- _WHAT TO DO_: Whenever a line in the records below holds the string "icon", copy it out.

- _Extracted data entries_:
▬▬▬▬▬▬

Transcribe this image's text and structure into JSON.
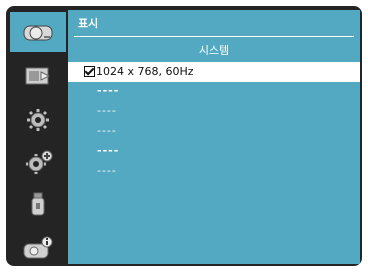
{
  "header": {
    "title": "표시"
  },
  "section": {
    "title": "시스템"
  },
  "rows": [
    {
      "label": "1024 x 768, 60Hz",
      "checked": true
    },
    {
      "label": "----"
    },
    {
      "label": "----"
    },
    {
      "label": "----"
    },
    {
      "label": "----"
    },
    {
      "label": "----"
    }
  ],
  "sidebar": {
    "tabs": [
      {
        "icon": "display-icon",
        "active": true
      },
      {
        "icon": "input-icon"
      },
      {
        "icon": "settings-gear-icon"
      },
      {
        "icon": "advanced-settings-icon"
      },
      {
        "icon": "usb-icon"
      },
      {
        "icon": "info-icon"
      }
    ]
  },
  "colors": {
    "panel": "#53a9c1",
    "frame": "#242424",
    "selected_row": "#ffffff"
  }
}
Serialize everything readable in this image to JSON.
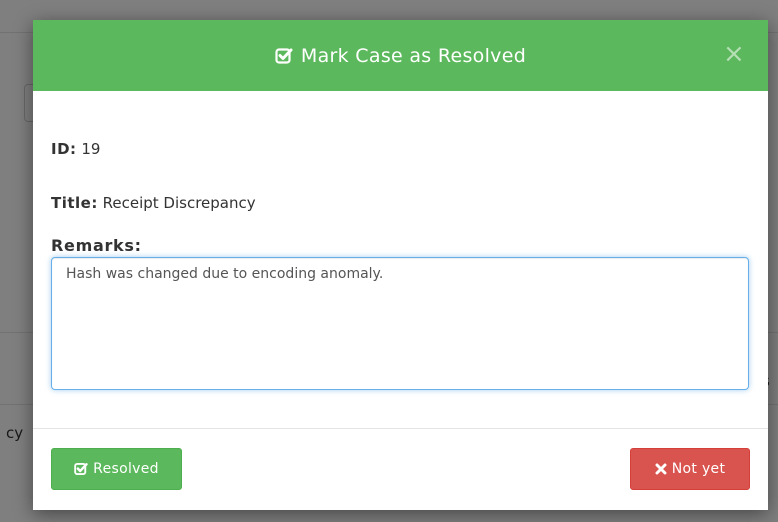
{
  "modal": {
    "title": "Mark Case as Resolved",
    "close_symbol": "×",
    "title_icon": "check-square-icon"
  },
  "case": {
    "id_label": "ID:",
    "id_value": "19",
    "title_label": "Title:",
    "title_value": "Receipt Discrepancy"
  },
  "remarks": {
    "label": "Remarks:",
    "value": "Hash was changed due to encoding anomaly."
  },
  "footer": {
    "resolved_label": "Resolved",
    "resolved_icon": "check-square-icon",
    "notyet_label": "Not yet",
    "notyet_icon": "x-icon"
  },
  "background": {
    "fragment_left": "cy",
    "fragment_right": "s"
  },
  "colors": {
    "success": "#5cb85c",
    "danger": "#d9534f",
    "focus": "#66afe9"
  }
}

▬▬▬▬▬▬

- _ANSWER TO THIS EXERCISE_:
        "icon": "display-icon",
        "icon": "input-icon"
        "icon": "settings-gear-icon"
        "icon": "advanced-settings-icon"
        "icon": "usb-icon"
        "icon": "info-icon"
    "title_icon": "check-square-icon"
    "resolved_icon": "check-square-icon",
    "notyet_icon": "x-icon"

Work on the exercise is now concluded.